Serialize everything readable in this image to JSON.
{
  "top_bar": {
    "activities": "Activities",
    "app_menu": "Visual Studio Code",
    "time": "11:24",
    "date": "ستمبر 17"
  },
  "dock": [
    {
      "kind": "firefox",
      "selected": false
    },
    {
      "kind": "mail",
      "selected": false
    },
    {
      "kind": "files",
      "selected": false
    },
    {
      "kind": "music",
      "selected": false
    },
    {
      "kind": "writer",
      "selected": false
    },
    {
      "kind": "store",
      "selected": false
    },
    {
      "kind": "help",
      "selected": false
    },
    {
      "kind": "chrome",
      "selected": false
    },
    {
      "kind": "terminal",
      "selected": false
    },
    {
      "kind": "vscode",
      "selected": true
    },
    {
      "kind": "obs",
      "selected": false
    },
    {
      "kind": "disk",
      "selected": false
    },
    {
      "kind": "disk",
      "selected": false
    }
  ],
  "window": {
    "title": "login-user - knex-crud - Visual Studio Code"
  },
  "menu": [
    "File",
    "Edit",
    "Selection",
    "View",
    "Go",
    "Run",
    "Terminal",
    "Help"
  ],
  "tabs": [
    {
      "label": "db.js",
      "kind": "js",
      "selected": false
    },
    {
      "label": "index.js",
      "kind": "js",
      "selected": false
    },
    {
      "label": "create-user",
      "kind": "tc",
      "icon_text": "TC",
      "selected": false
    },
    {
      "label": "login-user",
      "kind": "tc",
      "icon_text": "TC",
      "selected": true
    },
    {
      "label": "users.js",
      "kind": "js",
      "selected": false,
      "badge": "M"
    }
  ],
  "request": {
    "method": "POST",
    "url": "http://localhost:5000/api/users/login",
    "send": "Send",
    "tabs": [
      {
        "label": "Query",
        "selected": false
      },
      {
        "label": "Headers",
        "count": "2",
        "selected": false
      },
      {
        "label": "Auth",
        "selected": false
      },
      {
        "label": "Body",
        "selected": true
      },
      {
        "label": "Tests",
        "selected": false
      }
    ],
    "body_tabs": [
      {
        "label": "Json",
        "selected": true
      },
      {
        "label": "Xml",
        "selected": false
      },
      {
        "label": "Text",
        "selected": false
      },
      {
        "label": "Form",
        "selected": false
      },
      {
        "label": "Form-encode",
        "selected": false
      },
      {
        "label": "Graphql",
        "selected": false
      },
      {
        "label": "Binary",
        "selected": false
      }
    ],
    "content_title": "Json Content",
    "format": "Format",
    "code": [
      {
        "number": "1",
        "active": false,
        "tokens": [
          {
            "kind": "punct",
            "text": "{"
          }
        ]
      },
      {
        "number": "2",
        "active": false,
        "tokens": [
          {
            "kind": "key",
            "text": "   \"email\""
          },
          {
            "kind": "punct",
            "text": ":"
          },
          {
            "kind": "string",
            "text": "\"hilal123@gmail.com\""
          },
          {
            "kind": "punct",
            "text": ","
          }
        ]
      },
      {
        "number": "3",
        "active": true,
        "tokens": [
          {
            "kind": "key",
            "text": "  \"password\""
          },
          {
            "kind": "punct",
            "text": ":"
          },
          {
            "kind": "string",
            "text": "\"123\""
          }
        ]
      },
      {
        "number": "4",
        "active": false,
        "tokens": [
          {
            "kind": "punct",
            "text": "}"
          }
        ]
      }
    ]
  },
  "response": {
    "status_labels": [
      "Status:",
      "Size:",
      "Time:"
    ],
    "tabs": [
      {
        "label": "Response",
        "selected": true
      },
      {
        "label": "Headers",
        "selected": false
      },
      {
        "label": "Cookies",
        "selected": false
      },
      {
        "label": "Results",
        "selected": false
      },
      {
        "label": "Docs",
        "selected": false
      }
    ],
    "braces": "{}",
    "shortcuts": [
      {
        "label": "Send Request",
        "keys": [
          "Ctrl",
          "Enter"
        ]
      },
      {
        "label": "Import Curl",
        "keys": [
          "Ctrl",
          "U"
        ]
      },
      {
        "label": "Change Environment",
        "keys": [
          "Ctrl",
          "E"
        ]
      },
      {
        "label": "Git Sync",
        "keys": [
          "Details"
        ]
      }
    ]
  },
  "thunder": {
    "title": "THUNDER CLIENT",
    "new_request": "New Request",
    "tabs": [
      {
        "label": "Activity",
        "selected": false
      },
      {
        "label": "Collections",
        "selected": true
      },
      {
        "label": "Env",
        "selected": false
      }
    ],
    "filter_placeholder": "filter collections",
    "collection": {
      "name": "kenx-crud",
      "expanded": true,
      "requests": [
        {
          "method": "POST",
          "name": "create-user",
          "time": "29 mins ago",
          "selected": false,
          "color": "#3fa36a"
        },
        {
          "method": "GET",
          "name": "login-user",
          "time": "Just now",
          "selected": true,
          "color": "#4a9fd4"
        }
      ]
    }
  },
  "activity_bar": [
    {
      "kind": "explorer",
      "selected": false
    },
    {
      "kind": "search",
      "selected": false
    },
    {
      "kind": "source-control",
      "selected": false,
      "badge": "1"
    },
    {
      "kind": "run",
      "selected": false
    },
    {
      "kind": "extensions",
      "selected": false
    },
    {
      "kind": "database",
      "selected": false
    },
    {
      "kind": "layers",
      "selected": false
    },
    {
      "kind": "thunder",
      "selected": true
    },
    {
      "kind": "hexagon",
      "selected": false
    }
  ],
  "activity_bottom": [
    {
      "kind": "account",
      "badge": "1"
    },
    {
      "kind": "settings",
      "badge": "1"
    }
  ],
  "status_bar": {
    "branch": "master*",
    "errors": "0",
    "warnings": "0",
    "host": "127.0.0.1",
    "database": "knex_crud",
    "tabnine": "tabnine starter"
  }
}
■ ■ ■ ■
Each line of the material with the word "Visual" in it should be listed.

    "app_menu": "Visual Studio Code",
    "title": "login-user - knex-crud - Visual Studio Code"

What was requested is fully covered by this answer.